(Entries from a dataset of interfaces)
===

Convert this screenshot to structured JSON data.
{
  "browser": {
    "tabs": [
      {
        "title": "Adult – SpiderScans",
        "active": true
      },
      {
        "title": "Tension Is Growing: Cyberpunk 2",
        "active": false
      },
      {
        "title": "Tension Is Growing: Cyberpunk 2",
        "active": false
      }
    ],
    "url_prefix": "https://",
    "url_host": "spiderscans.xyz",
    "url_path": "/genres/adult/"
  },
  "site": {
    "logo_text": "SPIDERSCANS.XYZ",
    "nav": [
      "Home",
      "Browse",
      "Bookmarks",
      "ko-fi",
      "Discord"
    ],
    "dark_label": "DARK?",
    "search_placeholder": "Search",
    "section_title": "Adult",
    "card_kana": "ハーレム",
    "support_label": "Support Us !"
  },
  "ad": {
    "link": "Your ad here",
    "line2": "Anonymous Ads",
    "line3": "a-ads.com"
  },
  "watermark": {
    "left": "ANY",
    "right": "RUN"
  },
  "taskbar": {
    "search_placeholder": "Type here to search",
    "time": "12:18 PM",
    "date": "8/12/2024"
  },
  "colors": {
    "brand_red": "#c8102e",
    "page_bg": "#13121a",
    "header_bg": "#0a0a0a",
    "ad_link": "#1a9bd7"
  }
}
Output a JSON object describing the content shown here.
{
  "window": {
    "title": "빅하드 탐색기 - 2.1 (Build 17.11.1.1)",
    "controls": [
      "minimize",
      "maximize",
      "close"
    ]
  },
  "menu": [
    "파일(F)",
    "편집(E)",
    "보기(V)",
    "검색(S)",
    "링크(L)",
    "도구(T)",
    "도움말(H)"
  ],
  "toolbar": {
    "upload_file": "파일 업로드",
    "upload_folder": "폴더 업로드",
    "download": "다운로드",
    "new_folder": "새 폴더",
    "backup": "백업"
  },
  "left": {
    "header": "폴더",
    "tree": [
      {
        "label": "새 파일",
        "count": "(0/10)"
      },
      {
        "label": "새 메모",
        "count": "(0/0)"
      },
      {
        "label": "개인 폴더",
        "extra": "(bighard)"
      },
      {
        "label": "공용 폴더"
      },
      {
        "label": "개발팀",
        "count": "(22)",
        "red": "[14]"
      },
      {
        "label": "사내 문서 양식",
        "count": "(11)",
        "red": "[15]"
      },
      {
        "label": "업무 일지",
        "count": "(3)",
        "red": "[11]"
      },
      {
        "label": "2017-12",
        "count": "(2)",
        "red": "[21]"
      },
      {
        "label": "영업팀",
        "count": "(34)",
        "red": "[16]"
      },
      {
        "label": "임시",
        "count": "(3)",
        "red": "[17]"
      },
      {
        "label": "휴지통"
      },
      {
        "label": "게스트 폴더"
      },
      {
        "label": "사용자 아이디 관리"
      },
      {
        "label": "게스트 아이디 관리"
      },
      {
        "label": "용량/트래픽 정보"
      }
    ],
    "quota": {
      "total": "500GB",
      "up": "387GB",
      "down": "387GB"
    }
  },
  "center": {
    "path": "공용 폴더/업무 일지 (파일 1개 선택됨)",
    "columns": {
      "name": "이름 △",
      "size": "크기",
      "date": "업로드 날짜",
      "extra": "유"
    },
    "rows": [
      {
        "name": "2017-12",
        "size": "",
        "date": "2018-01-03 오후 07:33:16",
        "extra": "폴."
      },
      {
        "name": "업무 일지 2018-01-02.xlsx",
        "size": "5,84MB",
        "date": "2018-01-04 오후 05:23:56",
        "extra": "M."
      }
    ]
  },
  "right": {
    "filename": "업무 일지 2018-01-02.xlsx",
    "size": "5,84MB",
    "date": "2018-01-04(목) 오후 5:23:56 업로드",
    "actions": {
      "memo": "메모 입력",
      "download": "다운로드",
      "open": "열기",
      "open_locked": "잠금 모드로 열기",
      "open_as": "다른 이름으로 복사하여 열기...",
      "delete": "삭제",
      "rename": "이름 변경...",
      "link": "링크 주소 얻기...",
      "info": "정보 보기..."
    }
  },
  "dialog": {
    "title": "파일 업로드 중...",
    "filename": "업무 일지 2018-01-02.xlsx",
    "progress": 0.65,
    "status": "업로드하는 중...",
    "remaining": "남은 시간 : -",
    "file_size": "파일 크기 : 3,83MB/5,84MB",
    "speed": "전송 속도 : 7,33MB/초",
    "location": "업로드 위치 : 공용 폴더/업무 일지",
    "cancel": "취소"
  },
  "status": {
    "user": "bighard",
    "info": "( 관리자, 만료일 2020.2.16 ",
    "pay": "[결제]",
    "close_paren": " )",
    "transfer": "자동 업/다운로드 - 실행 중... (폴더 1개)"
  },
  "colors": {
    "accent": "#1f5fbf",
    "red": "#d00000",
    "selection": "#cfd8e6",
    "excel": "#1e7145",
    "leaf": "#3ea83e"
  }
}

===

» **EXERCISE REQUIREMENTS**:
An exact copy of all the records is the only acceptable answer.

» **TASK RESPONSE**:
Convert this screenshot to structured JSON data.
{
  "browser": {
    "tabs": [
      {
        "title": "Adult – SpiderScans",
        "active": true
      },
      {
        "title": "Tension Is Growing: Cyberpunk 2",
        "active": false
      },
      {
        "title": "Tension Is Growing: Cyberpunk 2",
        "active": false
      }
    ],
    "url_prefix": "https://",
    "url_host": "spiderscans.xyz",
    "url_path": "/genres/adult/"
  },
  "site": {
    "logo_text": "SPIDERSCANS.XYZ",
    "nav": [
      "Home",
      "Browse",
      "Bookmarks",
      "ko-fi",
      "Discord"
    ],
    "dark_label": "DARK?",
    "search_placeholder": "Search",
    "section_title": "Adult",
    "card_kana": "ハーレム",
    "support_label": "Support Us !"
  },
  "ad": {
    "link": "Your ad here",
    "line2": "Anonymous Ads",
    "line3": "a-ads.com"
  },
  "watermark": {
    "left": "ANY",
    "right": "RUN"
  },
  "taskbar": {
    "search_placeholder": "Type here to search",
    "time": "12:18 PM",
    "date": "8/12/2024"
  },
  "colors": {
    "brand_red": "#c8102e",
    "page_bg": "#13121a",
    "header_bg": "#0a0a0a",
    "ad_link": "#1a9bd7"
  }
}
Output a JSON object describing the content shown here.
{
  "window": {
    "title": "빅하드 탐색기 - 2.1 (Build 17.11.1.1)",
    "controls": [
      "minimize",
      "maximize",
      "close"
    ]
  },
  "menu": [
    "파일(F)",
    "편집(E)",
    "보기(V)",
    "검색(S)",
    "링크(L)",
    "도구(T)",
    "도움말(H)"
  ],
  "toolbar": {
    "upload_file": "파일 업로드",
    "upload_folder": "폴더 업로드",
    "download": "다운로드",
    "new_folder": "새 폴더",
    "backup": "백업"
  },
  "left": {
    "header": "폴더",
    "tree": [
      {
        "label": "새 파일",
        "count": "(0/10)"
      },
      {
        "label": "새 메모",
        "count": "(0/0)"
      },
      {
        "label": "개인 폴더",
        "extra": "(bighard)"
      },
      {
        "label": "공용 폴더"
      },
      {
        "label": "개발팀",
        "count": "(22)",
        "red": "[14]"
      },
      {
        "label": "사내 문서 양식",
        "count": "(11)",
        "red": "[15]"
      },
      {
        "label": "업무 일지",
        "count": "(3)",
        "red": "[11]"
      },
      {
        "label": "2017-12",
        "count": "(2)",
        "red": "[21]"
      },
      {
        "label": "영업팀",
        "count": "(34)",
        "red": "[16]"
      },
      {
        "label": "임시",
        "count": "(3)",
        "red": "[17]"
      },
      {
        "label": "휴지통"
      },
      {
        "label": "게스트 폴더"
      },
      {
        "label": "사용자 아이디 관리"
      },
      {
        "label": "게스트 아이디 관리"
      },
      {
        "label": "용량/트래픽 정보"
      }
    ],
    "quota": {
      "total": "500GB",
      "up": "387GB",
      "down": "387GB"
    }
  },
  "center": {
    "path": "공용 폴더/업무 일지 (파일 1개 선택됨)",
    "columns": {
      "name": "이름 △",
      "size": "크기",
      "date": "업로드 날짜",
      "extra": "유"
    },
    "rows": [
      {
        "name": "2017-12",
        "size": "",
        "date": "2018-01-03 오후 07:33:16",
        "extra": "폴."
      },
      {
        "name": "업무 일지 2018-01-02.xlsx",
        "size": "5,84MB",
        "date": "2018-01-04 오후 05:23:56",
        "extra": "M."
      }
    ]
  },
  "right": {
    "filename": "업무 일지 2018-01-02.xlsx",
    "size": "5,84MB",
    "date": "2018-01-04(목) 오후 5:23:56 업로드",
    "actions": {
      "memo": "메모 입력",
      "download": "다운로드",
      "open": "열기",
      "open_locked": "잠금 모드로 열기",
      "open_as": "다른 이름으로 복사하여 열기...",
      "delete": "삭제",
      "rename": "이름 변경...",
      "link": "링크 주소 얻기...",
      "info": "정보 보기..."
    }
  },
  "dialog": {
    "title": "파일 업로드 중...",
    "filename": "업무 일지 2018-01-02.xlsx",
    "progress": 0.65,
    "status": "업로드하는 중...",
    "remaining": "남은 시간 : -",
    "file_size": "파일 크기 : 3,83MB/5,84MB",
    "speed": "전송 속도 : 7,33MB/초",
    "location": "업로드 위치 : 공용 폴더/업무 일지",
    "cancel": "취소"
  },
  "status": {
    "user": "bighard",
    "info": "( 관리자, 만료일 2020.2.16 ",
    "pay": "[결제]",
    "close_paren": " )",
    "transfer": "자동 업/다운로드 - 실행 중... (폴더 1개)"
  },
  "colors": {
    "accent": "#1f5fbf",
    "red": "#d00000",
    "selection": "#cfd8e6",
    "excel": "#1e7145",
    "leaf": "#3ea83e"
  }
}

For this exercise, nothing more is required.